◆ REQUIRED ACTION
The required result is a copy of each line below in which "ribbon" appears.

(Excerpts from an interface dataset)
□ □ □ □

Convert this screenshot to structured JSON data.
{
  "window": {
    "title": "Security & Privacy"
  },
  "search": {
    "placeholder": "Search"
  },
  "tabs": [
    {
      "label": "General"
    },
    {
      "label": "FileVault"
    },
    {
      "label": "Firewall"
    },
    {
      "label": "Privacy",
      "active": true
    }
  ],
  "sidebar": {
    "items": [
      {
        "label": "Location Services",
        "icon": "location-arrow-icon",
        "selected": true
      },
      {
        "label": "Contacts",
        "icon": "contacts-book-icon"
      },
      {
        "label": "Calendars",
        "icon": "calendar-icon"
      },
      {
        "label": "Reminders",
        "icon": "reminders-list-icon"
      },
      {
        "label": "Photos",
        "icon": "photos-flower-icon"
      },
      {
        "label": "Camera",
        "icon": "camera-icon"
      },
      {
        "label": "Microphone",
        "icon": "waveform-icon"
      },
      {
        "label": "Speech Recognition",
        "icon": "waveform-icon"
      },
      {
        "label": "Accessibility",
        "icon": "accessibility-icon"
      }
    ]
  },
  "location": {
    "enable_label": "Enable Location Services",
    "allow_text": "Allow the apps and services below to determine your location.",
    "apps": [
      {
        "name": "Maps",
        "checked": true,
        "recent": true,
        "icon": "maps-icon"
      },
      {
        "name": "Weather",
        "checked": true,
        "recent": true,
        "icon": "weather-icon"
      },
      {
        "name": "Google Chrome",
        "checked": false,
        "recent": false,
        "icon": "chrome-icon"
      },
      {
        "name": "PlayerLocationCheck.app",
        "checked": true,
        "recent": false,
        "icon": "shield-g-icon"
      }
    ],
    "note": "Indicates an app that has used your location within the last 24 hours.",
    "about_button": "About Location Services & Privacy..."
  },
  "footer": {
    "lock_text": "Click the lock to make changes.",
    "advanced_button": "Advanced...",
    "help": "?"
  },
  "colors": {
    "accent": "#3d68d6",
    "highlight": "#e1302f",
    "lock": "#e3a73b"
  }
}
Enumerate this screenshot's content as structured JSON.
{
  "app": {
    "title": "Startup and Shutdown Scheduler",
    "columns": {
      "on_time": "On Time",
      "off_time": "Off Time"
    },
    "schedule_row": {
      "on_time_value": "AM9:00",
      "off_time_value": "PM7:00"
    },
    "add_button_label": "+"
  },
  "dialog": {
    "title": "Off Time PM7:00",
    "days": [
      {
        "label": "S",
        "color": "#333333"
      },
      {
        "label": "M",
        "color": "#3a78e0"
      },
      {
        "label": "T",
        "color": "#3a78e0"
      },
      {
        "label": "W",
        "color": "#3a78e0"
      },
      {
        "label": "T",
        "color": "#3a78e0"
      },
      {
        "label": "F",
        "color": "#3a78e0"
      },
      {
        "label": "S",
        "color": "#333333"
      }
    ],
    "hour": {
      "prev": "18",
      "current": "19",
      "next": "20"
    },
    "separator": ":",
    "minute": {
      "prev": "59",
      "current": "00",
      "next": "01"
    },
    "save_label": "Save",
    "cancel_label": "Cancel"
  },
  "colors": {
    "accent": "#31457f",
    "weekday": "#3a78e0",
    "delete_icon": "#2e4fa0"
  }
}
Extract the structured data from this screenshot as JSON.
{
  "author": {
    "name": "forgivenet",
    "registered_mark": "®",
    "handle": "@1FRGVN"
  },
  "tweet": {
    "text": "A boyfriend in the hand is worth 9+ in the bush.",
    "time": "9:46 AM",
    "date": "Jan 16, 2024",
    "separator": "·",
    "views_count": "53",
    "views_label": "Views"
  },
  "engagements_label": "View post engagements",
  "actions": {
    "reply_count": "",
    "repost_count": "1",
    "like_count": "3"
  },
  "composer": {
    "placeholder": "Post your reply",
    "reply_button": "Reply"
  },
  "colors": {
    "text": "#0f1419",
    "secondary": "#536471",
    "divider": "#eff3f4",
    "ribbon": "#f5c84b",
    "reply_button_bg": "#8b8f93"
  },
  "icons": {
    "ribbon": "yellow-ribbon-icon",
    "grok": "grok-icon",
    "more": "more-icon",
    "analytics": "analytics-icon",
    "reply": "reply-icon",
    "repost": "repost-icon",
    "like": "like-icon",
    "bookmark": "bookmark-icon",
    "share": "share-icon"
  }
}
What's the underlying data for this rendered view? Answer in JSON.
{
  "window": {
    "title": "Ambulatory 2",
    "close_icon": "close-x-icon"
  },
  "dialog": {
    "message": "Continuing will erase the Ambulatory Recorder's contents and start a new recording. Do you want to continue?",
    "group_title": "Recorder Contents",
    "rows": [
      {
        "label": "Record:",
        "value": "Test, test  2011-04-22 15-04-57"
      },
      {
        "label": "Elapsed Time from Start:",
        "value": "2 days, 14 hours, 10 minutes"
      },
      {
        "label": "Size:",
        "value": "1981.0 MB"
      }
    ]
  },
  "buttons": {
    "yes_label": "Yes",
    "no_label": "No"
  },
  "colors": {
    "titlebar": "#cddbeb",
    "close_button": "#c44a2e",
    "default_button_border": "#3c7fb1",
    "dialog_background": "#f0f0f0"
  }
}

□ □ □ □

◆ ANSWER FOR THIS EXERCISE
    "ribbon": "#f5c84b",
    "ribbon": "yellow-ribbon-icon",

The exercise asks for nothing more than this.